Creditors Unhappy Over ES Group

Creditors of the now defunct UK-based trucking and staging company ES Group are far from happy about the way it was split up and sold, claiming it was a “pre-pack” agreement that didn’t do them any favours.

The sales of the trucking and the stage-building divisions of ES were announced Feb. 25, a day after the parent company was put into administration with debts approaching £6 million.

At press time insolvency experts PKF were calculating the value of ES Group’s assets and liabilities and there was no indication of what percentage of its debt can be honoured. While creditors are left on tenterhooks, the two separate divisions of ES have risen phoenix-like from the ashes.

“It’s scandalous,” said one creditor who claims his firm is owed £759,000. He only spoke on condition of anonymity and said he was in talks with other creditors who are considering taking action.

“It’s too early to say who we are or what we’ll be doing, but we’ll be doing everything in our power,” he said.

He said the options included taking action against ES Group directors for the way they’ve conducted business and seeking a full explanation from the administrator. He claims many of those owed money feel PKF didn’t get the best value from ES when it came to disposing of its parts.

Graham Shaw of Show Stars, Dave Withey of Arena Group and Matt Wright of Rock-It Cargo have all admitted their companies are owed substantial amounts by ES Group but said it was too early to say what they’ll be doing about it.

Another of the main UK creditors is HSBC, which held a debenture – or “floating charge” – over ES Group.

The company took a big financial hit on a major project in Doha and wasn’t trading well enough to recover.

Withey, whose company was in a joint venture with ES mainly set up to secure Commonwealth and Olympic Games contracts, says the partnership is over and Arena Group will put in its own tenders for work relating to next year’s Olympics.

Steve Holgate from insolvency experts PKF says he’s not aware of any creditors’ revolt and the only correspondence he’s received from creditors was detailing how much they’re owed by ES.

On March 1 he and PKF colleagues Philip Long and Brian Hamblin sent a note to creditors explaining they’d been appointed administrators Feb. 24, the same day the sales took place, and detailing how ES had been split and sold.

ES directors, who were already receiving advice direct from corporate restructuring experts Begbies Traynor, had been canvassing for potential buyers for several weeks.

The PKF statement said the matter was resolved quickly so that the two parts of what was ES could be in place to meet tendering deadlines set by the Olympic Delivery Agency and the London Organising Committee Of The Olympic and Paralympic Games.

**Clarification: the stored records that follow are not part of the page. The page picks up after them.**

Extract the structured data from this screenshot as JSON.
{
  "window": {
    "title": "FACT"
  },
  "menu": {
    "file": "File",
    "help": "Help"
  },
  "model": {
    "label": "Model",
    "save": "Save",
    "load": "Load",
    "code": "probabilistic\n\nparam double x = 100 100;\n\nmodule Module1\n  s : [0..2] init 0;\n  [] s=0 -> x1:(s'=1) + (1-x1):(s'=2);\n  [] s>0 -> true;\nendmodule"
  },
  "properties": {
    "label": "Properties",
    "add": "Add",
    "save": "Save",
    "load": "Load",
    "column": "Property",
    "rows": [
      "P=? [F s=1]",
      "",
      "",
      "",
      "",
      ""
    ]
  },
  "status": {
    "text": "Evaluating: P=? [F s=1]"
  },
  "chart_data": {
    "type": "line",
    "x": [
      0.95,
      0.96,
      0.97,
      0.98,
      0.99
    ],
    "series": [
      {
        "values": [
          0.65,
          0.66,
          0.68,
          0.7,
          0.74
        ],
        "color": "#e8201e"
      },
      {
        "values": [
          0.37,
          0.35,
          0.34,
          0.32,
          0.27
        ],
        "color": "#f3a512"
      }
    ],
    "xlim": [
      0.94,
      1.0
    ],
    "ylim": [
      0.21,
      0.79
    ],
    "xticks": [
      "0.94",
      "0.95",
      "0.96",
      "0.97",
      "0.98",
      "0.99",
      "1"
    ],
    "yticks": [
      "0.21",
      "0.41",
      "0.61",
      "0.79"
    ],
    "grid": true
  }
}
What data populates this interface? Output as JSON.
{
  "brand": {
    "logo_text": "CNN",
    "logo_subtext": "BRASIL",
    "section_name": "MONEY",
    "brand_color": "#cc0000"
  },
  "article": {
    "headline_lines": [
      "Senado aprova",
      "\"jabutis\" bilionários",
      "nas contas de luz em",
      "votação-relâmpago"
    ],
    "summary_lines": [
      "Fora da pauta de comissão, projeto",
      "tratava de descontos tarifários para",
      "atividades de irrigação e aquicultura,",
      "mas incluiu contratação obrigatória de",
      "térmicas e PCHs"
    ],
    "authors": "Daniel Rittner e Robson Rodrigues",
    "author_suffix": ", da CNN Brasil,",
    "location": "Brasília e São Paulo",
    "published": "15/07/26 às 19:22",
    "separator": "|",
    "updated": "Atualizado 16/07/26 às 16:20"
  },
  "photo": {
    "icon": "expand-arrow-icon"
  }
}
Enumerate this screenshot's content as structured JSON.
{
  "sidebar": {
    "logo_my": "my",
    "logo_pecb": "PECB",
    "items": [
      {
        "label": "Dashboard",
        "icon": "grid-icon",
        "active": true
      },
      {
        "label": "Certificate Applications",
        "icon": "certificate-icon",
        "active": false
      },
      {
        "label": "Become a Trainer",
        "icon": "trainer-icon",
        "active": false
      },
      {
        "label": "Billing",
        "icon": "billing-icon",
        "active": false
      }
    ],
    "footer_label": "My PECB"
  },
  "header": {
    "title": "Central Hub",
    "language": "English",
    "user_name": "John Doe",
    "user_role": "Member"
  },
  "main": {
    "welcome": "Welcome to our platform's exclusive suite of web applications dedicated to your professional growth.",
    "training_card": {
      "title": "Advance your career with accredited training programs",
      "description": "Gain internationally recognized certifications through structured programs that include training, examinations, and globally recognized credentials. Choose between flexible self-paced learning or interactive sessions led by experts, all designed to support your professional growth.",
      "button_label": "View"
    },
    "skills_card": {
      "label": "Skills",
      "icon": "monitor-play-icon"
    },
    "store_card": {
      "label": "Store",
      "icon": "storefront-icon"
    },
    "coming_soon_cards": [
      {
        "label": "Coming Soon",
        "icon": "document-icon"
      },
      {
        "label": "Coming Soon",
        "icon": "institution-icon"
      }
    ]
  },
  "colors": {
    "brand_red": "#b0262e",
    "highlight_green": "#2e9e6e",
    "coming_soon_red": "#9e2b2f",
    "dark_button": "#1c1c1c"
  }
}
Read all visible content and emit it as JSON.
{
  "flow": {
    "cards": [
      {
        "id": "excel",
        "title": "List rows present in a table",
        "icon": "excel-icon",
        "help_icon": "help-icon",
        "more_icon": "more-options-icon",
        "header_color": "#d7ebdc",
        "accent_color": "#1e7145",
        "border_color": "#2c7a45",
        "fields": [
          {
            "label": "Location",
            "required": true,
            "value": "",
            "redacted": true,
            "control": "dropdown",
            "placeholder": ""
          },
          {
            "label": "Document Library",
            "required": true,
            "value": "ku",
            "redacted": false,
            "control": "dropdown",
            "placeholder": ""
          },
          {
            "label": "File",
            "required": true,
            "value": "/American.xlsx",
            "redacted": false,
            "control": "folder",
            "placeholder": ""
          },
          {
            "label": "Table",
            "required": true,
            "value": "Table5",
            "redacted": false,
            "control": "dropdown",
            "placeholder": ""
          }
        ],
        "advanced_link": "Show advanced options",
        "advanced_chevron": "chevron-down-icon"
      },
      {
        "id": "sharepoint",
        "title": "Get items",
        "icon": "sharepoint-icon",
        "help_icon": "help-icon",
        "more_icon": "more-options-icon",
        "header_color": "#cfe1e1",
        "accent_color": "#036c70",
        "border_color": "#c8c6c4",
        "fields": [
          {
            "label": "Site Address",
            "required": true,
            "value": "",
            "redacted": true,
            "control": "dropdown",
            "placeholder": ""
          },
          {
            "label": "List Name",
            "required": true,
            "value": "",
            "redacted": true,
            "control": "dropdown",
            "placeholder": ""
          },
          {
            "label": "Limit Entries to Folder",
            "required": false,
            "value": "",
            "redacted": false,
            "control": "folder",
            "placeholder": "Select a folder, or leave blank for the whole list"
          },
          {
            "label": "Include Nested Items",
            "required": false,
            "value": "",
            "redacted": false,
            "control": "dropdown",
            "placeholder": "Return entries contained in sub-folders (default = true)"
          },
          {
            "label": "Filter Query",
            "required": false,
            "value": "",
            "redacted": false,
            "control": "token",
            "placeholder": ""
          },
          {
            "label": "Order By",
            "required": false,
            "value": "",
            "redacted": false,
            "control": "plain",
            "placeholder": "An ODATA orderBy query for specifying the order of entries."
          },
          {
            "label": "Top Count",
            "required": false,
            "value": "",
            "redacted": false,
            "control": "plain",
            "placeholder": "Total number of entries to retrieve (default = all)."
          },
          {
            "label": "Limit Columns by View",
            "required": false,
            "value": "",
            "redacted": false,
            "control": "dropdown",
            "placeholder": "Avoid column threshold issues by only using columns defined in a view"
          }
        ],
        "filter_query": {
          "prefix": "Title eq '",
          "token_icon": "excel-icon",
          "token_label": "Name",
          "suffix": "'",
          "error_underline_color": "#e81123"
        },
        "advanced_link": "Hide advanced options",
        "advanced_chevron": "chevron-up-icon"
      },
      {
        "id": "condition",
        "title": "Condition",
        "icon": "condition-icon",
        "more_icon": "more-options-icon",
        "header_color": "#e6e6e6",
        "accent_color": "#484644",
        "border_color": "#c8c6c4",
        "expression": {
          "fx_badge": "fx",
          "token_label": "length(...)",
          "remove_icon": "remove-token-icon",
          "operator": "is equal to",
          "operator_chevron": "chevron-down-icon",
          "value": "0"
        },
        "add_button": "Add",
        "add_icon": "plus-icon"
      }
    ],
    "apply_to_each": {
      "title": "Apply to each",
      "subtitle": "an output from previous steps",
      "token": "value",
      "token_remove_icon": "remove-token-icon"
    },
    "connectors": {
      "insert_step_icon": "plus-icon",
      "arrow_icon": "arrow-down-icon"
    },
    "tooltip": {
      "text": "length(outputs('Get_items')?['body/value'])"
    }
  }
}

ES Group’s trucking business was sold to Suffolk-based Transam, which paid a so far undisclosed sum for 20 trucks, 30 trailers, and whatever goodwill the cash-strapped company still has.

“We put in a bid and I understand there were other bids,” Transam chief Mark Guterres explained. “I suppose we must have offered more than the others because our bid was successful.”

Del Roll and Ollie Kite, who have been running ES Group’s trucking, are moving to take up similar positions at Transam. Guteress said a total of eight ES staff will be moving to his company.

The staging and special projects business has gone to a new company called ES Global Ltd., which was incorporated Feb. 11, two weeks before ES Group was placed in administration.

ES Global is a consortium headed by Dubai-based Al Laith and the UK’s Serious Stages.

The directors are Tony Nobbs from Al Laith, former SGB Eventlink managing director Eugene O’Doherty, Shane Gerard from Atlantic Staging, and Serious chief Steven Corfield.

In 2002 Corfield’s Serious Structures tanked with debts of about £786,000.

The company’s voluntary liquidation caused controversy in the production and supply businesses when it was discovered the group’s assets were owned by parent company Serious Stages.

A third company called Serious Installations Ltd., which was set up in 2001 and mothballed until a month before Serious Structures went down, took on the role previously carried out by the bankrupt company.

A pre-pack agreement can enable a troubled company to negotiate the sale of its various businesses and then inform the administrator of the potential interest as it places itself in receivership.

Such pre-packed deals are legal but can also be annoying to creditors who don’t get anything near to what they’re owed, while those who ran the company that went into receivership move on to a similar job with the new company that bought part of it.

There have been examples of directors selling a cash-strapped company to relatives and then carry on running it for them.